"Oh! speaking of motivations, an interesting package arrived from New York in the mails. Jonas sent it about a week after we left, on a fast steamer. Just arrived today."

"Huston, the psychoanalyst, had several files detailing of Roger Carlyle, and Erica as well. They were released to his sister, Erica, whom we met back in New York and was most helpful."


The investigators had indeed met Erica, and the thick packet of information was there for anyone who wished to read the files.



Huston's Files from the Medical Affairs Board

The files contain only a few relevant excerpts, though through reading them you perceive that the more Huston grew to know Carlyle, the less he was willing to put pen on paper about him.

Huston's file for Erica Carlyle

Her file notes a few innocuous consultations for which he charged her an outrageous $90 each, and establishes that she was troubled by her relations with her brother, Roger. Huston believed Erica to be of remarkably fine character, and notes that he saw such capable adjustment to the problems of living. He suggested that he would be glad to talk to Roger.

Huston's file for Roger Carlyle

Dr Huston's file for Roger Carlyle contains minor interview notes for about twenty sessions over the span of a year.

quote:

CARLYLE, ROGER VANE WORTHINGTON
First Meeting: Jan. 11, 1918
Reference: Erica Carlyle
Closest Relative: Erica Carlyle

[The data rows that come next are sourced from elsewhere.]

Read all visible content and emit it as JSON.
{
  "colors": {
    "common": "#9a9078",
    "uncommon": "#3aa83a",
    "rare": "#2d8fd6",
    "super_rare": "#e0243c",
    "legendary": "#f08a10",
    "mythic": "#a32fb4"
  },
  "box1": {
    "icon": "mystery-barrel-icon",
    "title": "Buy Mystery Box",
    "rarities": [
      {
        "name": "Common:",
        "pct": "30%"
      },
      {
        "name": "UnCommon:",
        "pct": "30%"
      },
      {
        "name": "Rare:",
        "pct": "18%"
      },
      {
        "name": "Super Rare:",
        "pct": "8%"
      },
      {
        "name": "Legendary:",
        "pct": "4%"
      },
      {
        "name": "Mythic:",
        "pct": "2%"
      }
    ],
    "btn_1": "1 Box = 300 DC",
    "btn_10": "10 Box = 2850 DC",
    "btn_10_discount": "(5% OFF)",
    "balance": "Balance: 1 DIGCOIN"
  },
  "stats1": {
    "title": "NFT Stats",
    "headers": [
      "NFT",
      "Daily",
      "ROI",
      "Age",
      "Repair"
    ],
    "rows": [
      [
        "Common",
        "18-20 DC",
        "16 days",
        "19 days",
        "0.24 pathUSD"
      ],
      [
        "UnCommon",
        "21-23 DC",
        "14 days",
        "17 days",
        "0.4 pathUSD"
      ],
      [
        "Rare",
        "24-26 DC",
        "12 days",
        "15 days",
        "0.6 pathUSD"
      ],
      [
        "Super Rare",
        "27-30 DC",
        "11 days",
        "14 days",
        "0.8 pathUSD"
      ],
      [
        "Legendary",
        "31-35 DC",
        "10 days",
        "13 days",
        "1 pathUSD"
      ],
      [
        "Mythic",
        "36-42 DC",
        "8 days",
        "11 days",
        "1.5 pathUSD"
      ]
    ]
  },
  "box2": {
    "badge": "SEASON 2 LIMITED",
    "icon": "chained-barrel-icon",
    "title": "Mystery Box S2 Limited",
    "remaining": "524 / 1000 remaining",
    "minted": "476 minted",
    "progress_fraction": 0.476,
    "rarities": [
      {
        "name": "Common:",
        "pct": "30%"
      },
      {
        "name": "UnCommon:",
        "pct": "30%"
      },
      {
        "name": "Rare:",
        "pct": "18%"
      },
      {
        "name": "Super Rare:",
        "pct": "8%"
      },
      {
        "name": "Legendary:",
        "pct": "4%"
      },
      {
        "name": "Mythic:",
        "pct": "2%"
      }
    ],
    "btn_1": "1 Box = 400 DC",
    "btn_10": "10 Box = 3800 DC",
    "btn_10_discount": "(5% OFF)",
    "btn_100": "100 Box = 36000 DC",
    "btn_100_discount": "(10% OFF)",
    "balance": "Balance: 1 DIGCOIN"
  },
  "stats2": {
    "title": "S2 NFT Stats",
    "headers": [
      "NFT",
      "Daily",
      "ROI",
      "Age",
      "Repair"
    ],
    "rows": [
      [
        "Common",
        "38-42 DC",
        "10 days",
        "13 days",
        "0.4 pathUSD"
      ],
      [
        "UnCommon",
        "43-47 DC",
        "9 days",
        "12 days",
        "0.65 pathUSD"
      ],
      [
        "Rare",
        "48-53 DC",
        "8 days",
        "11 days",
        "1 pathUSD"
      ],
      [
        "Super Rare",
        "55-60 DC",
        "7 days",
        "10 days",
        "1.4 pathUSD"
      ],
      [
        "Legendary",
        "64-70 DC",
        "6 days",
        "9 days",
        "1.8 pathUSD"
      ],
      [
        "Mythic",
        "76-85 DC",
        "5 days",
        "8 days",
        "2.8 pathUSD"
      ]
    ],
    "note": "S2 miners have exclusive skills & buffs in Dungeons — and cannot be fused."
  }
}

At his sister's insistence, Mr. Roger Carlyle visited me this morning. He deprecates the importance of his state of mind, but concedes that he has had some trouble sleeping due to a recurring dream in which he hears a distant voice calling his name. (interestingly the voice uses Mr. Carlyle's second given name, Vane, by which Mr. Carlyle admits he always thinks of himself.) Carlyle moves towards the voice, and has to struggle through a web-like mist in which the caller is understood to stand.

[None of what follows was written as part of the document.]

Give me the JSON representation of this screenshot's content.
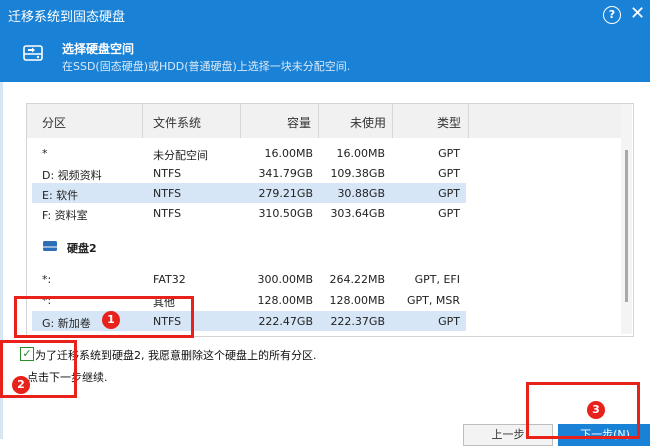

The caller is a man - tall, gaunt, dark. An inverted ankh blazes in his forehead. Following the Egyptian theme (C. has no conscious interest in things Egyptian, he says), the man extends his hands to C., his palms hold upward. Pictured on his left palm C. discovers his own face, on the right palm C. sees an unusual, asymmetric pyramid.

The caller then brings his hands together, and C. feels himself float off the ground into space. He halts before an assemblage of monstrous figures, figures of humans with animal limbs, with fangs and talons, or no particular shape at all. All of them circle a pulsating ball of yellow energy, which C. recognizes as another aspect of the calling man. The ball draws him in; he become part of it, and sees through eyes not his own. A great triangle appears in the void, asymmetric in the same fashion as the vision of the pyramid. C. then hears the caller say, "And become with me a god." As millions of odd shapes and forms rush into the triangle, C. wakes.

C. does not consider this dream a nightmare, although it upsets his sleep. He says that he revels in it and that it is a genuine calling, although my strong impression is that he actually is undecided about it. An inability to choose seems to characterize much of his life.

September 18, 1918. He calls her M'Weru, Anastasia, and My Priestess. He is quite obsessive about her, as well he might be - exterior devotion is certainly one way to ease the tension of megalomaniacal contradictions. She is certainly a rival to my authority....

December 3, 1918. If I do not go C. threatens exposure. If I do go, all pretense of analysis surely will be lost. What then will be my role?